Work to be completed:
The answer should consist of all the records, copied exactly.

Records provided:
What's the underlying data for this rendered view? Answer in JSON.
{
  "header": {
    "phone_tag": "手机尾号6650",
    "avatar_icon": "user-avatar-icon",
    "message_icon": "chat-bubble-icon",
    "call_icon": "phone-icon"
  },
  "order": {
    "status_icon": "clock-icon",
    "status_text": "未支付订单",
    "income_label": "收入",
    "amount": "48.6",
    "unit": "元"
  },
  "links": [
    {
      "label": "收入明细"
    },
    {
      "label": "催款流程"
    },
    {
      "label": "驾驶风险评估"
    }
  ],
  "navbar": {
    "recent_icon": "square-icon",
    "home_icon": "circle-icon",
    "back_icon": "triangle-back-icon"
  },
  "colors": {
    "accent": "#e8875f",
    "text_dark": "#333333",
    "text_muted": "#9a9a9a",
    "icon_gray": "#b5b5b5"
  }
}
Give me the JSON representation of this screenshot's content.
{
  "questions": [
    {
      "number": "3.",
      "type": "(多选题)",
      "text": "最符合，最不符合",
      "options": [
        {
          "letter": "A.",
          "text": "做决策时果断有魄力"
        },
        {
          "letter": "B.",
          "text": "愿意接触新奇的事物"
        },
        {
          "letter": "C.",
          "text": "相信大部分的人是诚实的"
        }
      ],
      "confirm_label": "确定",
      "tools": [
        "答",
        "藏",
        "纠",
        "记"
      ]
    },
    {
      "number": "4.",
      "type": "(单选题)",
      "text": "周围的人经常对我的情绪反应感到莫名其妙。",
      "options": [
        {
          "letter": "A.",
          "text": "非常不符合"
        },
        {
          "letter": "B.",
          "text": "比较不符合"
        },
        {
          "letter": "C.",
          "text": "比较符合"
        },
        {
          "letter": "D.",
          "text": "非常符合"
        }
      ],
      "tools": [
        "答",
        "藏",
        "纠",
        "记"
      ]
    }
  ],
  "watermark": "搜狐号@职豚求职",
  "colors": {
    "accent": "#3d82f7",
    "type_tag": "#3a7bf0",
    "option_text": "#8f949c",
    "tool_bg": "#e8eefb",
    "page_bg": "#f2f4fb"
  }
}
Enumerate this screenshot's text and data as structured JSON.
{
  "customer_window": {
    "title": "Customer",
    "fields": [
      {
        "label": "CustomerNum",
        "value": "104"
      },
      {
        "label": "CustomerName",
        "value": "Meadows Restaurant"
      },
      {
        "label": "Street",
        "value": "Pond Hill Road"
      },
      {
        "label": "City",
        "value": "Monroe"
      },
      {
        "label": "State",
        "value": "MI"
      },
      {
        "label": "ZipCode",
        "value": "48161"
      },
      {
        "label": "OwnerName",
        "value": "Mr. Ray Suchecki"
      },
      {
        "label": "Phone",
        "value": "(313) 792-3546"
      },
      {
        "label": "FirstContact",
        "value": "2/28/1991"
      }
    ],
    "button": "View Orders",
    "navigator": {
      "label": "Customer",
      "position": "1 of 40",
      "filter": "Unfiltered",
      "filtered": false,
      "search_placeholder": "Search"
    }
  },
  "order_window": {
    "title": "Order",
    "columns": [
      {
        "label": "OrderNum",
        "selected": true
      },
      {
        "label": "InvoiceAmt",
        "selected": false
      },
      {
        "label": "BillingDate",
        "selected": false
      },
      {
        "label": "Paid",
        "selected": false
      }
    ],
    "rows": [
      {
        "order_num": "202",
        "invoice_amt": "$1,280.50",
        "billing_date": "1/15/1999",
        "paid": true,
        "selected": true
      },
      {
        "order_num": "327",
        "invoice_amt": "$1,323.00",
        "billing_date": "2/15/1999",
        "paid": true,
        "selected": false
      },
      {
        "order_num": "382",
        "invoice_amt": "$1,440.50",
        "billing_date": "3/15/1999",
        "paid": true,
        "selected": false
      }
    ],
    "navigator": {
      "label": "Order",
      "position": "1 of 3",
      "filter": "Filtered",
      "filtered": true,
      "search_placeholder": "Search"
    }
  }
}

Output of the exercise:
What's the underlying data for this rendered view? Answer in JSON.
{
  "header": {
    "phone_tag": "手机尾号6650",
    "avatar_icon": "user-avatar-icon",
    "message_icon": "chat-bubble-icon",
    "call_icon": "phone-icon"
  },
  "order": {
    "status_icon": "clock-icon",
    "status_text": "未支付订单",
    "income_label": "收入",
    "amount": "48.6",
    "unit": "元"
  },
  "links": [
    {
      "label": "收入明细"
    },
    {
      "label": "催款流程"
    },
    {
      "label": "驾驶风险评估"
    }
  ],
  "navbar": {
    "recent_icon": "square-icon",
    "home_icon": "circle-icon",
    "back_icon": "triangle-back-icon"
  },
  "colors": {
    "accent": "#e8875f",
    "text_dark": "#333333",
    "text_muted": "#9a9a9a",
    "icon_gray": "#b5b5b5"
  }
}
Give me the JSON representation of this screenshot's content.
{
  "questions": [
    {
      "number": "3.",
      "type": "(多选题)",
      "text": "最符合，最不符合",
      "options": [
        {
          "letter": "A.",
          "text": "做决策时果断有魄力"
        },
        {
          "letter": "B.",
          "text": "愿意接触新奇的事物"
        },
        {
          "letter": "C.",
          "text": "相信大部分的人是诚实的"
        }
      ],
      "confirm_label": "确定",
      "tools": [
        "答",
        "藏",
        "纠",
        "记"
      ]
    },
    {
      "number": "4.",
      "type": "(单选题)",
      "text": "周围的人经常对我的情绪反应感到莫名其妙。",
      "options": [
        {
          "letter": "A.",
          "text": "非常不符合"
        },
        {
          "letter": "B.",
          "text": "比较不符合"
        },
        {
          "letter": "C.",
          "text": "比较符合"
        },
        {
          "letter": "D.",
          "text": "非常符合"
        }
      ],
      "tools": [
        "答",
        "藏",
        "纠",
        "记"
      ]
    }
  ],
  "watermark": "搜狐号@职豚求职",
  "colors": {
    "accent": "#3d82f7",
    "type_tag": "#3a7bf0",
    "option_text": "#8f949c",
    "tool_bg": "#e8eefb",
    "page_bg": "#f2f4fb"
  }
}
Enumerate this screenshot's text and data as structured JSON.
{
  "customer_window": {
    "title": "Customer",
    "fields": [
      {
        "label": "CustomerNum",
        "value": "104"
      },
      {
        "label": "CustomerName",
        "value": "Meadows Restaurant"
      },
      {
        "label": "Street",
        "value": "Pond Hill Road"
      },
      {
        "label": "City",
        "value": "Monroe"
      },
      {
        "label": "State",
        "value": "MI"
      },
      {
        "label": "ZipCode",
        "value": "48161"
      },
      {
        "label": "OwnerName",
        "value": "Mr. Ray Suchecki"
      },
      {
        "label": "Phone",
        "value": "(313) 792-3546"
      },
      {
        "label": "FirstContact",
        "value": "2/28/1991"
      }
    ],
    "button": "View Orders",
    "navigator": {
      "label": "Customer",
      "position": "1 of 40",
      "filter": "Unfiltered",
      "filtered": false,
      "search_placeholder": "Search"
    }
  },
  "order_window": {
    "title": "Order",
    "columns": [
      {
        "label": "OrderNum",
        "selected": true
      },
      {
        "label": "InvoiceAmt",
        "selected": false
      },
      {
        "label": "BillingDate",
        "selected": false
      },
      {
        "label": "Paid",
        "selected": false
      }
    ],
    "rows": [
      {
        "order_num": "202",
        "invoice_amt": "$1,280.50",
        "billing_date": "1/15/1999",
        "paid": true,
        "selected": true
      },
      {
        "order_num": "327",
        "invoice_amt": "$1,323.00",
        "billing_date": "2/15/1999",
        "paid": true,
        "selected": false
      },
      {
        "order_num": "382",
        "invoice_amt": "$1,440.50",
        "billing_date": "3/15/1999",
        "paid": true,
        "selected": false
      }
    ],
    "navigator": {
      "label": "Order",
      "position": "1 of 3",
      "filter": "Filtered",
      "filtered": true,
      "search_placeholder": "Search"
    }
  }
}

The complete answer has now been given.